What to produce → In the data that follows, determine how many lines contain the word "title", and give only that number.

+---+

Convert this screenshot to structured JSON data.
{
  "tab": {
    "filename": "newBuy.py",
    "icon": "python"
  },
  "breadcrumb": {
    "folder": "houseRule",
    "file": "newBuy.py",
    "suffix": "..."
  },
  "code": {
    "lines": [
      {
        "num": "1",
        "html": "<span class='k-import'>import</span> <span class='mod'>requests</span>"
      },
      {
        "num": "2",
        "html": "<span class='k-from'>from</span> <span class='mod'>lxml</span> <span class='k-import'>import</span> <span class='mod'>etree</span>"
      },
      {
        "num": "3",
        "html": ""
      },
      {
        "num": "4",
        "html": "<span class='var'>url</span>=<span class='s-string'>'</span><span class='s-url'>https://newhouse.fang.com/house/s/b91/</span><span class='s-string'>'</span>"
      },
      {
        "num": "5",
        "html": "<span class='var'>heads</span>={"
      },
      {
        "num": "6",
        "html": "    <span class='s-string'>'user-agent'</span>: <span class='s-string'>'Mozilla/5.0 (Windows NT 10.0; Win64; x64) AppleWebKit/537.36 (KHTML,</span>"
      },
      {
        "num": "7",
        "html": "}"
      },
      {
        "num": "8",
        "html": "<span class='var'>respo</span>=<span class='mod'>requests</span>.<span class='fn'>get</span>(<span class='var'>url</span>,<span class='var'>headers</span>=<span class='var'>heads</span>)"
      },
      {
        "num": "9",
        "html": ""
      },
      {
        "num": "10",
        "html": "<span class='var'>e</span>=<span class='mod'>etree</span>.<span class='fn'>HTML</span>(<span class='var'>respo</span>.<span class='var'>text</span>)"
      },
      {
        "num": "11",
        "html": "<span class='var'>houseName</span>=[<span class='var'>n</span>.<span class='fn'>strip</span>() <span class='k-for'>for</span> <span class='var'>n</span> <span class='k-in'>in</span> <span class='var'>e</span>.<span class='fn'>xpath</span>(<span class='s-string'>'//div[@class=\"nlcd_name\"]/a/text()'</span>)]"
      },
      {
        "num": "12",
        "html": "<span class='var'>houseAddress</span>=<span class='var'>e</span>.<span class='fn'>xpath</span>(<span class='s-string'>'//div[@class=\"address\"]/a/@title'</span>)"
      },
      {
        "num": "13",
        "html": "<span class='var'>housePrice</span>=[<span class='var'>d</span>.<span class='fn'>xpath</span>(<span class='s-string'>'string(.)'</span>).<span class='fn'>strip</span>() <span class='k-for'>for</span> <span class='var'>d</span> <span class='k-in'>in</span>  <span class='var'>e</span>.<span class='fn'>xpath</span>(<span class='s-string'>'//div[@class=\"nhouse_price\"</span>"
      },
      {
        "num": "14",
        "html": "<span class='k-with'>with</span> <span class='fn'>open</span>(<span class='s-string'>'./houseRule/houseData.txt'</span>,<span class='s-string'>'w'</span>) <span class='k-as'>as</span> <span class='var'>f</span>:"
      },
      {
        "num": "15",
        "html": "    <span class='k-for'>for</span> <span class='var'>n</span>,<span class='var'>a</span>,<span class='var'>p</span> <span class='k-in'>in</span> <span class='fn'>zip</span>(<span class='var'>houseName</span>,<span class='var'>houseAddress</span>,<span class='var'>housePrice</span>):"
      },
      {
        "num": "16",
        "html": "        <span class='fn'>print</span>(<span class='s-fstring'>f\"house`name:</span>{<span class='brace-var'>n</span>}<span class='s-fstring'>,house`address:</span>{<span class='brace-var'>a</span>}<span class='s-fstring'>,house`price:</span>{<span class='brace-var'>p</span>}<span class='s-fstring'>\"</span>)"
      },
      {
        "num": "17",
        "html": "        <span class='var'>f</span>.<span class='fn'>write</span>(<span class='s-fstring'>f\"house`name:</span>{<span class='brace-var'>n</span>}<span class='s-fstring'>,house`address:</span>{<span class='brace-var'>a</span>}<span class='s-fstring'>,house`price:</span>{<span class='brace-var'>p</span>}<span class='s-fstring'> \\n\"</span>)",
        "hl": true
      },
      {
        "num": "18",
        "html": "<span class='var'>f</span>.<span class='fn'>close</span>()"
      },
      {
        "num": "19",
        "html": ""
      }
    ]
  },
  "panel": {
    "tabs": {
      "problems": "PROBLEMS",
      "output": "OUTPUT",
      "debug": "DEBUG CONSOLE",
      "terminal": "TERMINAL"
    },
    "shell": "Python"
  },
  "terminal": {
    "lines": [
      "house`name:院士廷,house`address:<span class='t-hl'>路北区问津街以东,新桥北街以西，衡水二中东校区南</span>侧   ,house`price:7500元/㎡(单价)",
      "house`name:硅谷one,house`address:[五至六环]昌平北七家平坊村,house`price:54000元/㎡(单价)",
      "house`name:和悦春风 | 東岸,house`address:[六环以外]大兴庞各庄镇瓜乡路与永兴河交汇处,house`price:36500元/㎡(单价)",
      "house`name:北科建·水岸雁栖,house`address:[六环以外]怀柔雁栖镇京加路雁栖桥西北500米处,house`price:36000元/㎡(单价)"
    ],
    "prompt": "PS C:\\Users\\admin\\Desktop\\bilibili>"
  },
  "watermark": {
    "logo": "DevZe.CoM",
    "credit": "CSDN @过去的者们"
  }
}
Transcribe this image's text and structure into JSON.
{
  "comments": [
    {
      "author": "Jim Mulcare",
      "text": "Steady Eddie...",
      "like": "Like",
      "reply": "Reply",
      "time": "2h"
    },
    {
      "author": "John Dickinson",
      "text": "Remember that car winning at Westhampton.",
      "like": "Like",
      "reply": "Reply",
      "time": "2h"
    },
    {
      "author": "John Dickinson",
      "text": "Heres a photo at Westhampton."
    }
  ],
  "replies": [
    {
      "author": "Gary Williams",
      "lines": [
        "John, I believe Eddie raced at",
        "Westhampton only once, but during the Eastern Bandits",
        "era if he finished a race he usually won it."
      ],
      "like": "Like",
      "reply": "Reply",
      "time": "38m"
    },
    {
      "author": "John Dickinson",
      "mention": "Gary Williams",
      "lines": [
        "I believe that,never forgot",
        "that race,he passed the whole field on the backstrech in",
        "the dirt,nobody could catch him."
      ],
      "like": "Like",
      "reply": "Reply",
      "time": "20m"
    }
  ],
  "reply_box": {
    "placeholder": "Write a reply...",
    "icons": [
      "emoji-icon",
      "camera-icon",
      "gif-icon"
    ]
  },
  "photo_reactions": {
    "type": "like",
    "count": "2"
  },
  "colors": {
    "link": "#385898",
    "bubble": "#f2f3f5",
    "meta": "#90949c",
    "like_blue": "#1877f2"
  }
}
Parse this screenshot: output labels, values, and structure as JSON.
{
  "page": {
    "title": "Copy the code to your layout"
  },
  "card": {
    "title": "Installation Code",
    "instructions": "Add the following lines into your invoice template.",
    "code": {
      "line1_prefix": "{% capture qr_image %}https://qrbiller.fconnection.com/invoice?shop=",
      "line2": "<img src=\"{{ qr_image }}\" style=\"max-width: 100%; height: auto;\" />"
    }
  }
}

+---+

Result → 3